Conservation officer service investigating illegal harvest of cow moose near Sugar Cane

The animal had been allegedly harvested by a WLIB counsellor

The Williams Lake Indian Band (WLIB) told the Tribune the conservation of wildlife and other resources within WLIB’s traditional territory is a matter of critical importance to both the Council and the WLIB community as whole. (Angie Mindus photo)
Tom Jarvis speaks with a driver at the start of Bamfield Main on Saturday, Feb. 1, 2020. Heavy rain from an ‘atmospheric river’ that hit the west coast of British Columbia on the weekend caused several washouts on the 88-kilometre road. (MIKE YOUDS/ Special to the News)

Storm strands travellers, cuts off only road access to remote B.C. community

Bamfield still waiting for promised road upgrades after fatal bus crash last September

  • Feb 3, 2020
Tom Jarvis speaks with a driver at the start of Bamfield Main on Saturday, Feb. 1, 2020. Heavy rain from an ‘atmospheric river’ that hit the west coast of British Columbia on the weekend caused several washouts on the 88-kilometre road. (MIKE YOUDS/ Special to the News)
The Prince George University of Northern BC campus. (Photo courtesy UNBC)

Nak’azdli and UNBC form partnership to preserve inter-generational stories

“Stories can empower. Stories can bring people together.
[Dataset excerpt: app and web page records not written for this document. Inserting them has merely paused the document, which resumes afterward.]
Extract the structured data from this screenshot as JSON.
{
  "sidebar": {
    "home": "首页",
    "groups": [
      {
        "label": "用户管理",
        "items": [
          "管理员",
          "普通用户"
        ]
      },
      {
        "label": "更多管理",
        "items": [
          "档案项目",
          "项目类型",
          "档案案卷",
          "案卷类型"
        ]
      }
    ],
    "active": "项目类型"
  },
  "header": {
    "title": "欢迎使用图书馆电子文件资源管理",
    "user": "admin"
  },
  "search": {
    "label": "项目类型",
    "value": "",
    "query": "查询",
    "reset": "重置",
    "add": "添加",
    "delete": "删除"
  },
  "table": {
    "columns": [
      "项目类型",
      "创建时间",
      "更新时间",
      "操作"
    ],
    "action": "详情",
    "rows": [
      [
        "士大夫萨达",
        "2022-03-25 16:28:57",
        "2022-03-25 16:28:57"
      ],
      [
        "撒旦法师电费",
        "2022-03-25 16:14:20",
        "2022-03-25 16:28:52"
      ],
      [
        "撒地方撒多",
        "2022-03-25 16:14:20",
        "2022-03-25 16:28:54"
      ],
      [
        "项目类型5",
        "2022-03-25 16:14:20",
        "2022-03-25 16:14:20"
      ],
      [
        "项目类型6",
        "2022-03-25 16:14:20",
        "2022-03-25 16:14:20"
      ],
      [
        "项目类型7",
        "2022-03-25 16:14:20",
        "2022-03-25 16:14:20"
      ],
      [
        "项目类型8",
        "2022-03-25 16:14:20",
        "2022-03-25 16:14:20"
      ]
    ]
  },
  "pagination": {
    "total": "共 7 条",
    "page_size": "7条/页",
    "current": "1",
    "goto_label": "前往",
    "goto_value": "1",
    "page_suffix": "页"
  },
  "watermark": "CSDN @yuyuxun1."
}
Stories can be instructive,”…

The Prince George University of Northern BC campus. (Photo courtesy UNBC)
Protesters were outside the Serious Coffee on Blanshard Street in Victoria Wednesday morning after protesting at the Ministry of Energy, Mines & Petroleum Resources through the night. Twelve protesters were arrested by police during the occupation. (Nina Grossman/News Staff)

Victoria police arrest 12 anti-pipeline protesters supporting Wet’suwet’en

‘We are unarmed, they have guns,’ protesters chanted on Wednesday morning

Protesters were outside the Serious Coffee on Blanshard Street in Victoria Wednesday morning after protesting at the Ministry of Energy, Mines & Petroleum Resources through the night. Twelve protesters were arrested by police during the occupation. (Nina Grossman/News Staff)
Scott Fraser, B.C.’s Minister of Indigenous Relations and Reconciliation, Harold Leighton, Chief Councillor of the Metlakatla First Nation and Carolyn Bennett, federal Minister of Crown-Indigenous Relations sign the transition agreement. (Contributed photo)

Metlakatla transitions treaty negotiations to Stage 5

Indigenous nation near Prince Rupert moves closer to self-governance agreement with province

Scott Fraser, B.C.’s Minister of Indigenous Relations and Reconciliation, Harold Leighton, Chief Councillor of the Metlakatla First Nation and Carolyn Bennett, federal Minister of Crown-Indigenous Relations sign the transition agreement. (Contributed photo)